The Situation: BlackRock, the world's largest money management firm, has issued a new call to corporate America: Take a leadership role in responding to broader social issues, including sustainability, diversity and economic growth.
The Plan: BlackRock's letter to CEOs this year, titled "A Sense of Purpose," asks corporate leaders to focus not only on shareholder returns and financial performance, but also on making positive contributions to society as a whole.
Looking Ahead: We urge companies to view the BlackRock letter as an opportunity, not a threat. In a country made exceptional, at least in substantial part, by leadership and innovation driven by capitalism, U.S. companies are uniquely positioned to pursue societal aspirations that make sense for their businesses, stakeholders and communities. With the support of investors like BlackRock, these goals should be viewed as supporting long-term shareholder value, not sacrificing it.
In his annual letter, Larry Fink often asks the CEOs of U.S. public companies to accept new responsibilities or rise to new challenges. In recent years, Mr. Fink has urged CEOs to increase the board's role in strategic planning, to articulate long-term strategic goals more clearly, to engage more effectively with shareholders, and to help develop a more secure retirement system for all workers. This year, BlackRock's letter takes a bolder turn—it observes that many governments are failing to prepare for the future on key issues like infrastructure development, automation, and worker retraining, and then asks CEOs to lead the private sector in addressing and responding to broader societal challenges.
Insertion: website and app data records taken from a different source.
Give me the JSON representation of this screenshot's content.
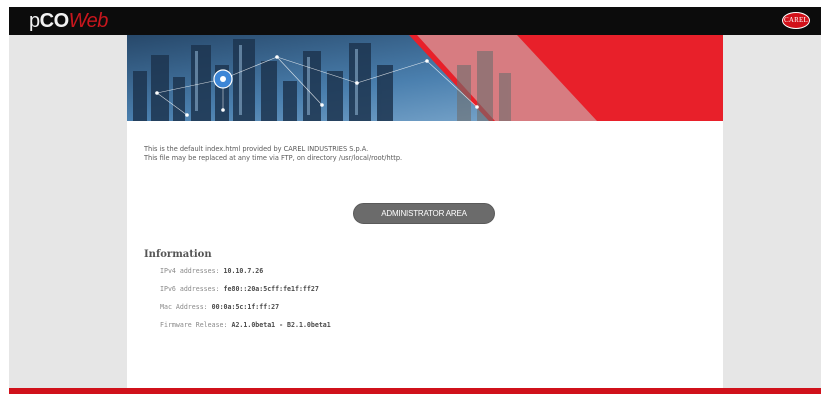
{
  "header": {
    "logo_part1": "p",
    "logo_part2": "CO",
    "logo_part3": "Web",
    "brand_badge": "CAREL"
  },
  "intro": {
    "line1": "This is the default index.html provided by CAREL INDUSTRIES S.p.A.",
    "line2": "This file may be replaced at any time via FTP, on directory /usr/local/root/http."
  },
  "admin_button_label": "ADMINISTRATOR AREA",
  "information": {
    "title": "Information",
    "rows": [
      {
        "label": "IPv4 addresses:",
        "value": "10.10.7.26"
      },
      {
        "label": "IPv6 addresses:",
        "value": "fe80::20a:5cff:fe1f:ff27"
      },
      {
        "label": "Mac Address:",
        "value": "00:0a:5c:1f:ff:27"
      },
      {
        "label": "Firmware Release:",
        "value": "A2.1.0beta1 - B2.1.0beta1"
      }
    ]
  },
  "colors": {
    "accent_red": "#d0111b",
    "topbar": "#0c0c0c",
    "side_gray": "#e6e6e6",
    "button_gray": "#6b6b6b"
  },
  "icons": [
    "city-network-banner",
    "carel-logo-icon"
  ]
}
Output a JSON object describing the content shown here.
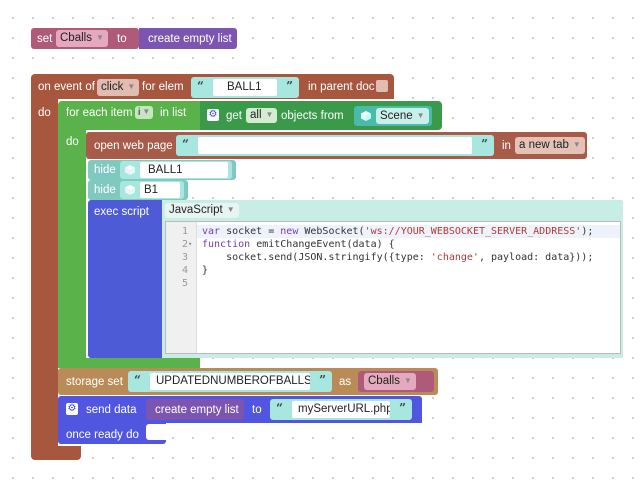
{
  "colors": {
    "variable": "#b05a7a",
    "list": "#7c55b0",
    "event": "#a8573f",
    "loop": "#5ab24a",
    "text_block": "#a8e6e0",
    "object_block": "#49bba8",
    "action": "#a75c4a",
    "hide_block": "#7fc9c0",
    "script": "#4d5bd6",
    "storage": "#b98c57",
    "network": "#5156e0"
  },
  "set_block": {
    "set_label": "set",
    "var_name": "Cballs",
    "to_label": "to",
    "value_label": "create empty list"
  },
  "event_block": {
    "on_event_label": "on event of",
    "event_type": "click",
    "for_elem_label": "for elem",
    "elem_value": "BALL1",
    "in_parent_label": "in parent doc",
    "do_label": "do"
  },
  "loop_block": {
    "for_each_label": "for each item",
    "item_var": "i",
    "in_list_label": "in list",
    "get_label": "get",
    "get_scope": "all",
    "objects_from_label": "objects from",
    "scene_value": "Scene",
    "do_label": "do"
  },
  "open_page_block": {
    "label": "open web page",
    "url": "",
    "in_label": "in",
    "target": "a new tab"
  },
  "hide_blocks": [
    {
      "label": "hide",
      "target": "BALL1"
    },
    {
      "label": "hide",
      "target": "B1"
    }
  ],
  "exec_block": {
    "label": "exec script",
    "language": "JavaScript",
    "line_numbers": [
      "1",
      "2",
      "3",
      "4",
      "5"
    ],
    "lines": [
      "var socket = new WebSocket('ws://YOUR_WEBSOCKET_SERVER_ADDRESS');",
      "function emitChangeEvent(data) {",
      "    socket.send(JSON.stringify({type: 'change', payload: data}));",
      "}",
      ""
    ]
  },
  "storage_block": {
    "label": "storage set",
    "key": "UPDATEDNUMBEROFBALLS",
    "as_label": "as",
    "value": "Cballs"
  },
  "send_block": {
    "label": "send data",
    "data_label": "create empty list",
    "to_label": "to",
    "url": "myServerURL.php",
    "once_ready_label": "once ready do"
  }
}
Some may view BlackRock's request with caution—on its face, the request not only blurs the line between the public and private sectors, but seems to be at odds with the basic tenet that corporations should be managed to maximize long-term value for shareholders. When viewed in light of recent seismic changes in corporate governance, however, the BlackRock missive can be seen as a natural—albeit forward-leaning—progression in the evolution of shareholder engagement. The modern era of governance has been shaped by many trends—including proxy advisor "withhold vote" policies, the "in-housing" of governance functions at key private funds, "say-on-pay" votes, the rise of shareholder activism, and the realization of year-round, real-time, proactive shareholder engagement. If past is prologue, the last decade certainly laid a solid foundation—or at least plenty of foreshadowing—for a call for the private sector to address key social issues.
Of course, the issue of whether—and how—companies should address broad social issues can be as hotly debated as the issues themselves. Time will tell whether the BlackRock letter will spur meaningful discussion on those topics, despite the current polarized political climate. But for directors and management, now is the time to consider action. Your companies have the power to effect change. How would you change the world, if you could?
The reality is that corporate America is well-positioned to embrace this opportunity; the U.S. regulatory framework and securities markets give public companies not only the freedom to pursue profits but also the flexibility to pursue social aims—and to select those that align with the interests of their shareholders, employees, and communities. Just as "corporation" is not a four-letter word, the term "good corporate citizen" is not an oxymoron.
Moreover, the goal of maximizing shareholder value is not opposed to the public good—shareholder wealth fuels economic growth, and broad social goals are more easily met in times of sustained, long-term macroeconomic growth. Mr. Fink's suggestion is, at bottom, predicated on a perspective that is long-term and not zero-sum as between shareholder and other interests.
Of course, as our clients know, we cannot let an opportunity to voice our views on the importance of a long-term outlook in matters of corporate strategy and governance slip. We anticipate that as asset managers and other investors focus on social objectives and long-term corporate responsibility, short-termism and its misplaced focus on quarterly results and earnings forecasts may continue to erode.
In closing, the BlackRock letter also raises an important point about the critical role of index funds in today's markets, as well as an important paradox posed by those funds. Individual and institutional investors have in recent years poured massive amounts of assets into indexed funds, which are generally not actively managed, and accordingly have low costs and appeal to a wide range of investors. As Mr. Fink points out, however, investments in these funds are not only long-term, but largely permanent—generally, a fund manager cannot sell its holdings in a particular company as long as the company remains in the relevant index, which aligns with the long-term orientation of individual inventors, who invest (directly or through plans) primarily to fund their retirement or children's educations.
Most companies have environmental, social, and governance ("ESG") policies and practices—they do many things to support their employees and communities, think strategically about the future of their business (sustainability), and have extensive policies, practices, and guidelines to ensure compliance with environmental, safety, and other requirements. But not many companies think about or disclose ESG policies holistically. We strongly encourage companies to inventory their policies and practices in this area and begin to disclose them on an organized basis.
Three Key Takeaways
- BlackRock has urged corporate America to take a leadership role in responding to broader social issues, including sustainability, diversity, and economic growth.
- The BlackRock letter presents an opportunity that corporate America is well-positioned to embrace.
- We urge companies to take a holistic approach when considering and disclosing their environmental, social, and governance policies and practices.